=== Source material ===
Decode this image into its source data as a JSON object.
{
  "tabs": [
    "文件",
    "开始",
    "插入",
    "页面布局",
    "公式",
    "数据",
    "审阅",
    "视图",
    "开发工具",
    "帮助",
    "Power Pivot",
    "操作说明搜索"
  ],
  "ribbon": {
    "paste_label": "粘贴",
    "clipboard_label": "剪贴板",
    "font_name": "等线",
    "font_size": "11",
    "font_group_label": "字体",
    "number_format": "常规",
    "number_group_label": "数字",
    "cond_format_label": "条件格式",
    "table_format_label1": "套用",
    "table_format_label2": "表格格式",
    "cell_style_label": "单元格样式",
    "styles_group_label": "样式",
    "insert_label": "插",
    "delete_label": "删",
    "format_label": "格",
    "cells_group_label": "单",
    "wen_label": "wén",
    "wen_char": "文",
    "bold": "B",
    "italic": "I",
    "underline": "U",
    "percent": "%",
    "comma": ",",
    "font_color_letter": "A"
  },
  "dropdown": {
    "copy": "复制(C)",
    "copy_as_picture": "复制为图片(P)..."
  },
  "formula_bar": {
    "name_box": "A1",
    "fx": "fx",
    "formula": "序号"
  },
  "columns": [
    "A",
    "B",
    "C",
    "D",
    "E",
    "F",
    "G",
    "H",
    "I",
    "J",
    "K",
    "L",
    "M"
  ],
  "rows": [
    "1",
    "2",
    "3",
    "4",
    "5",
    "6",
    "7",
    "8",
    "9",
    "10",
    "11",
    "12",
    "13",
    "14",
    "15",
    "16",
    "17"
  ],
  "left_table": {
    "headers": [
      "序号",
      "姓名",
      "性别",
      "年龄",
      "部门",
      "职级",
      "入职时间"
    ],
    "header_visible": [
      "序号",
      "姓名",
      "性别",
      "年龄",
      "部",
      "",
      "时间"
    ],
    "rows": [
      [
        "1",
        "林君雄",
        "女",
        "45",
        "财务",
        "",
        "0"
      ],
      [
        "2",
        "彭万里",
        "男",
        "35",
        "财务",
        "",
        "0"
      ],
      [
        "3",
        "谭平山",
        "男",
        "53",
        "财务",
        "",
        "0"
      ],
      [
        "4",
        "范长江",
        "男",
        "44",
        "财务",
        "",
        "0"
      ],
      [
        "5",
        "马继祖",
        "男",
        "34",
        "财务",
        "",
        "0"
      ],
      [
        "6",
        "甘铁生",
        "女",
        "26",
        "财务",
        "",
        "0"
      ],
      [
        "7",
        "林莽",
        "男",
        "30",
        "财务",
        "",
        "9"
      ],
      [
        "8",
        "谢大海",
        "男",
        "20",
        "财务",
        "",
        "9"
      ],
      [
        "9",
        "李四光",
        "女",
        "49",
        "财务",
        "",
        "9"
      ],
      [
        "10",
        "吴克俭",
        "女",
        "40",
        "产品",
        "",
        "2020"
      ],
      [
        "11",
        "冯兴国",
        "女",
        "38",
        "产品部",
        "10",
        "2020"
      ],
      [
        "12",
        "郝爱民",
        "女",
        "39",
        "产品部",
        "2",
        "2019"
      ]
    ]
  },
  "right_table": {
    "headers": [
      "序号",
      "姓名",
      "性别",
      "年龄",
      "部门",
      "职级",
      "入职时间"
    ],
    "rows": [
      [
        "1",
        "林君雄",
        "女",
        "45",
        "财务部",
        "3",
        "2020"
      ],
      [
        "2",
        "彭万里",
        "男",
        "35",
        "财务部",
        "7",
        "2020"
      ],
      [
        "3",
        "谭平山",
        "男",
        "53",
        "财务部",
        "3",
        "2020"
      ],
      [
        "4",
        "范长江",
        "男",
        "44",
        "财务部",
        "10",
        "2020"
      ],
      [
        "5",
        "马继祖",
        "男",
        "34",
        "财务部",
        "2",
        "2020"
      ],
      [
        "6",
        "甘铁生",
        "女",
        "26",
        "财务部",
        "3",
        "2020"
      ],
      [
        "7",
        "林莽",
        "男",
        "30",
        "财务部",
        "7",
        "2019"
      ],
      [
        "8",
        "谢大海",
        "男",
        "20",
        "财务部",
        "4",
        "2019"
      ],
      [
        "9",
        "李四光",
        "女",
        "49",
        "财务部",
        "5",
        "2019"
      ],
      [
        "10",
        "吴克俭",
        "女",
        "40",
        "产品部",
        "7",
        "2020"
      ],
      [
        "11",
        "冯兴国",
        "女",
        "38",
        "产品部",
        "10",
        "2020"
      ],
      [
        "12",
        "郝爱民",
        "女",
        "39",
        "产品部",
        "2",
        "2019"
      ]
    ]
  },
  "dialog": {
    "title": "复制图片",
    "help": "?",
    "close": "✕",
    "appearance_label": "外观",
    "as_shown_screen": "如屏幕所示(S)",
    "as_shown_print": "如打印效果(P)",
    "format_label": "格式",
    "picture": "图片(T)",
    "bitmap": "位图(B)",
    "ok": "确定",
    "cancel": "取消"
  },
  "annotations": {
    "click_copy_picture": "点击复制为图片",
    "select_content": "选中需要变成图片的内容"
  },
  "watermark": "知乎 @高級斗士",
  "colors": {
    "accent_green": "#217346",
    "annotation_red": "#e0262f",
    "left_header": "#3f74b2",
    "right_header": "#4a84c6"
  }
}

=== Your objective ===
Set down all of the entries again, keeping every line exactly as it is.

=== Result ===
Decode this image into its source data as a JSON object.
{
  "tabs": [
    "文件",
    "开始",
    "插入",
    "页面布局",
    "公式",
    "数据",
    "审阅",
    "视图",
    "开发工具",
    "帮助",
    "Power Pivot",
    "操作说明搜索"
  ],
  "ribbon": {
    "paste_label": "粘贴",
    "clipboard_label": "剪贴板",
    "font_name": "等线",
    "font_size": "11",
    "font_group_label": "字体",
    "number_format": "常规",
    "number_group_label": "数字",
    "cond_format_label": "条件格式",
    "table_format_label1": "套用",
    "table_format_label2": "表格格式",
    "cell_style_label": "单元格样式",
    "styles_group_label": "样式",
    "insert_label": "插",
    "delete_label": "删",
    "format_label": "格",
    "cells_group_label": "单",
    "wen_label": "wén",
    "wen_char": "文",
    "bold": "B",
    "italic": "I",
    "underline": "U",
    "percent": "%",
    "comma": ",",
    "font_color_letter": "A"
  },
  "dropdown": {
    "copy": "复制(C)",
    "copy_as_picture": "复制为图片(P)..."
  },
  "formula_bar": {
    "name_box": "A1",
    "fx": "fx",
    "formula": "序号"
  },
  "columns": [
    "A",
    "B",
    "C",
    "D",
    "E",
    "F",
    "G",
    "H",
    "I",
    "J",
    "K",
    "L",
    "M"
  ],
  "rows": [
    "1",
    "2",
    "3",
    "4",
    "5",
    "6",
    "7",
    "8",
    "9",
    "10",
    "11",
    "12",
    "13",
    "14",
    "15",
    "16",
    "17"
  ],
  "left_table": {
    "headers": [
      "序号",
      "姓名",
      "性别",
      "年龄",
      "部门",
      "职级",
      "入职时间"
    ],
    "header_visible": [
      "序号",
      "姓名",
      "性别",
      "年龄",
      "部",
      "",
      "时间"
    ],
    "rows": [
      [
        "1",
        "林君雄",
        "女",
        "45",
        "财务",
        "",
        "0"
      ],
      [
        "2",
        "彭万里",
        "男",
        "35",
        "财务",
        "",
        "0"
      ],
      [
        "3",
        "谭平山",
        "男",
        "53",
        "财务",
        "",
        "0"
      ],
      [
        "4",
        "范长江",
        "男",
        "44",
        "财务",
        "",
        "0"
      ],
      [
        "5",
        "马继祖",
        "男",
        "34",
        "财务",
        "",
        "0"
      ],
      [
        "6",
        "甘铁生",
        "女",
        "26",
        "财务",
        "",
        "0"
      ],
      [
        "7",
        "林莽",
        "男",
        "30",
        "财务",
        "",
        "9"
      ],
      [
        "8",
        "谢大海",
        "男",
        "20",
        "财务",
        "",
        "9"
      ],
      [
        "9",
        "李四光",
        "女",
        "49",
        "财务",
        "",
        "9"
      ],
      [
        "10",
        "吴克俭",
        "女",
        "40",
        "产品",
        "",
        "2020"
      ],
      [
        "11",
        "冯兴国",
        "女",
        "38",
        "产品部",
        "10",
        "2020"
      ],
      [
        "12",
        "郝爱民",
        "女",
        "39",
        "产品部",
        "2",
        "2019"
      ]
    ]
  },
  "right_table": {
    "headers": [
      "序号",
      "姓名",
      "性别",
      "年龄",
      "部门",
      "职级",
      "入职时间"
    ],
    "rows": [
      [
        "1",
        "林君雄",
        "女",
        "45",
        "财务部",
        "3",
        "2020"
      ],
      [
        "2",
        "彭万里",
        "男",
        "35",
        "财务部",
        "7",
        "2020"
      ],
      [
        "3",
        "谭平山",
        "男",
        "53",
        "财务部",
        "3",
        "2020"
      ],
      [
        "4",
        "范长江",
        "男",
        "44",
        "财务部",
        "10",
        "2020"
      ],
      [
        "5",
        "马继祖",
        "男",
        "34",
        "财务部",
        "2",
        "2020"
      ],
      [
        "6",
        "甘铁生",
        "女",
        "26",
        "财务部",
        "3",
        "2020"
      ],
      [
        "7",
        "林莽",
        "男",
        "30",
        "财务部",
        "7",
        "2019"
      ],
      [
        "8",
        "谢大海",
        "男",
        "20",
        "财务部",
        "4",
        "2019"
      ],
      [
        "9",
        "李四光",
        "女",
        "49",
        "财务部",
        "5",
        "2019"
      ],
      [
        "10",
        "吴克俭",
        "女",
        "40",
        "产品部",
        "7",
        "2020"
      ],
      [
        "11",
        "冯兴国",
        "女",
        "38",
        "产品部",
        "10",
        "2020"
      ],
      [
        "12",
        "郝爱民",
        "女",
        "39",
        "产品部",
        "2",
        "2019"
      ]
    ]
  },
  "dialog": {
    "title": "复制图片",
    "help": "?",
    "close": "✕",
    "appearance_label": "外观",
    "as_shown_screen": "如屏幕所示(S)",
    "as_shown_print": "如打印效果(P)",
    "format_label": "格式",
    "picture": "图片(T)",
    "bitmap": "位图(B)",
    "ok": "确定",
    "cancel": "取消"
  },
  "annotations": {
    "click_copy_picture": "点击复制为图片",
    "select_content": "选中需要变成图片的内容"
  },
  "watermark": "知乎 @高級斗士",
  "colors": {
    "accent_green": "#217346",
    "annotation_red": "#e0262f",
    "left_header": "#3f74b2",
    "right_header": "#4a84c6"
  }
}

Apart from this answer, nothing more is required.